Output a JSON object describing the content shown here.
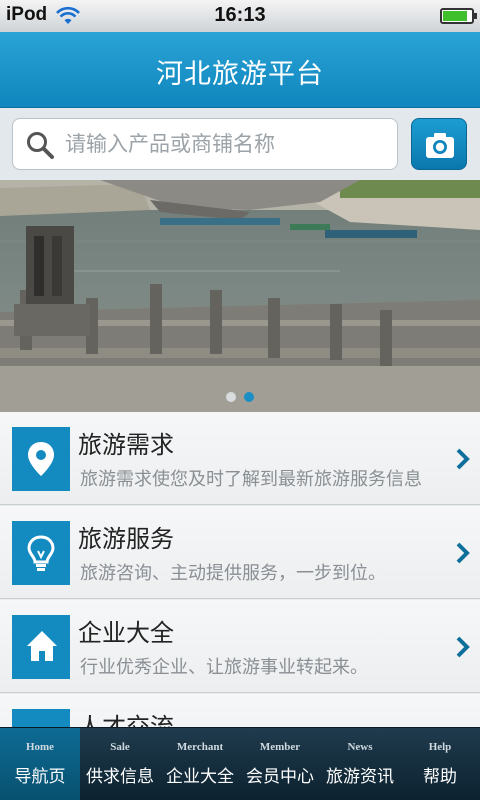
{
  "status_bar": {
    "carrier": "iPod",
    "time": "16:13",
    "battery_level": 0.85
  },
  "header": {
    "title": "河北旅游平台"
  },
  "search": {
    "placeholder": "请输入产品或商铺名称",
    "icon": "search-icon",
    "button_icon": "camera-icon"
  },
  "banner": {
    "slides": 2,
    "active_slide": 2
  },
  "list": {
    "items": [
      {
        "title": "旅游需求",
        "desc": "旅游需求使您及时了解到最新旅游服务信息",
        "icon": "location-pin-icon"
      },
      {
        "title": "旅游服务",
        "desc": "旅游咨询、主动提供服务，一步到位。",
        "icon": "lightbulb-icon"
      },
      {
        "title": "企业大全",
        "desc": "行业优秀企业、让旅游事业转起来。",
        "icon": "home-icon"
      },
      {
        "title": "人才交流",
        "desc": "",
        "icon": "people-icon"
      }
    ]
  },
  "tabbar": {
    "tabs": [
      {
        "en": "Home",
        "cn": "导航页",
        "active": true
      },
      {
        "en": "Sale",
        "cn": "供求信息"
      },
      {
        "en": "Merchant",
        "cn": "企业大全"
      },
      {
        "en": "Member",
        "cn": "会员中心"
      },
      {
        "en": "News",
        "cn": "旅游资讯"
      },
      {
        "en": "Help",
        "cn": "帮助"
      }
    ]
  },
  "colors": {
    "accent": "#138bc1",
    "header": "#1a96cc",
    "tabbar": "#14303f"
  }
}
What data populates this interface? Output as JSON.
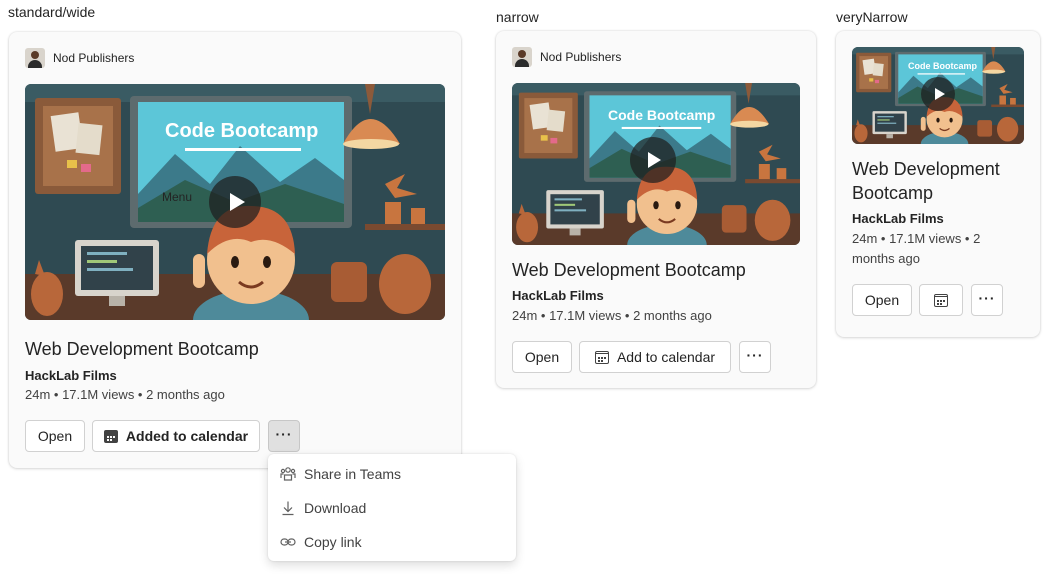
{
  "variants": {
    "standard": {
      "label": "standard/wide"
    },
    "narrow": {
      "label": "narrow"
    },
    "very_narrow": {
      "label": "veryNarrow"
    }
  },
  "card": {
    "publisher": "Nod Publishers",
    "thumbnail_text": "Code Bootcamp",
    "title": "Web Development Bootcamp",
    "channel": "HackLab Films",
    "meta": "24m • 17.1M views • 2 months ago",
    "meta_wrapped_line1": "24m • 17.1M views • 2",
    "meta_wrapped_line2": "months ago",
    "open_label": "Open",
    "added_to_calendar_label": "Added to calendar",
    "add_to_calendar_label": "Add to calendar",
    "more_label": "···",
    "menu_tooltip": "Menu"
  },
  "more_menu": {
    "items": [
      {
        "label": "Share in Teams",
        "icon": "teams-icon"
      },
      {
        "label": "Download",
        "icon": "download-icon"
      },
      {
        "label": "Copy link",
        "icon": "link-icon"
      }
    ]
  },
  "colors": {
    "card_bg": "#fafafa",
    "button_border": "#d1d1d1",
    "pressed_button": "#e0e0e0",
    "thumbnail_screen": "#4cc4d8",
    "thumbnail_wall": "#2f4a52",
    "thumbnail_clay": "#c8753f"
  }
}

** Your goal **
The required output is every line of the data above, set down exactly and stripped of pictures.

** Solution to this exercise **
Output a JSON object describing the content shown here.
{
  "status_bar": {
    "carrier": "iPod",
    "time": "16:13",
    "battery_level": 0.85
  },
  "header": {
    "title": "河北旅游平台"
  },
  "search": {
    "placeholder": "请输入产品或商铺名称",
    "icon": "search-icon",
    "button_icon": "camera-icon"
  },
  "banner": {
    "slides": 2,
    "active_slide": 2
  },
  "list": {
    "items": [
      {
        "title": "旅游需求",
        "desc": "旅游需求使您及时了解到最新旅游服务信息",
        "icon": "location-pin-icon"
      },
      {
        "title": "旅游服务",
        "desc": "旅游咨询、主动提供服务，一步到位。",
        "icon": "lightbulb-icon"
      },
      {
        "title": "企业大全",
        "desc": "行业优秀企业、让旅游事业转起来。",
        "icon": "home-icon"
      },
      {
        "title": "人才交流",
        "desc": "",
        "icon": "people-icon"
      }
    ]
  },
  "tabbar": {
    "tabs": [
      {
        "en": "Home",
        "cn": "导航页",
        "active": true
      },
      {
        "en": "Sale",
        "cn": "供求信息"
      },
      {
        "en": "Merchant",
        "cn": "企业大全"
      },
      {
        "en": "Member",
        "cn": "会员中心"
      },
      {
        "en": "News",
        "cn": "旅游资讯"
      },
      {
        "en": "Help",
        "cn": "帮助"
      }
    ]
  },
  "colors": {
    "accent": "#138bc1",
    "header": "#1a96cc",
    "tabbar": "#14303f"
  }
}
What data populates this interface? Output as JSON.
{
  "variants": {
    "standard": {
      "label": "standard/wide"
    },
    "narrow": {
      "label": "narrow"
    },
    "very_narrow": {
      "label": "veryNarrow"
    }
  },
  "card": {
    "publisher": "Nod Publishers",
    "thumbnail_text": "Code Bootcamp",
    "title": "Web Development Bootcamp",
    "channel": "HackLab Films",
    "meta": "24m • 17.1M views • 2 months ago",
    "meta_wrapped_line1": "24m • 17.1M views • 2",
    "meta_wrapped_line2": "months ago",
    "open_label": "Open",
    "added_to_calendar_label": "Added to calendar",
    "add_to_calendar_label": "Add to calendar",
    "more_label": "···",
    "menu_tooltip": "Menu"
  },
  "more_menu": {
    "items": [
      {
        "label": "Share in Teams",
        "icon": "teams-icon"
      },
      {
        "label": "Download",
        "icon": "download-icon"
      },
      {
        "label": "Copy link",
        "icon": "link-icon"
      }
    ]
  },
  "colors": {
    "card_bg": "#fafafa",
    "button_border": "#d1d1d1",
    "pressed_button": "#e0e0e0",
    "thumbnail_screen": "#4cc4d8",
    "thumbnail_wall": "#2f4a52",
    "thumbnail_clay": "#c8753f"
  }
}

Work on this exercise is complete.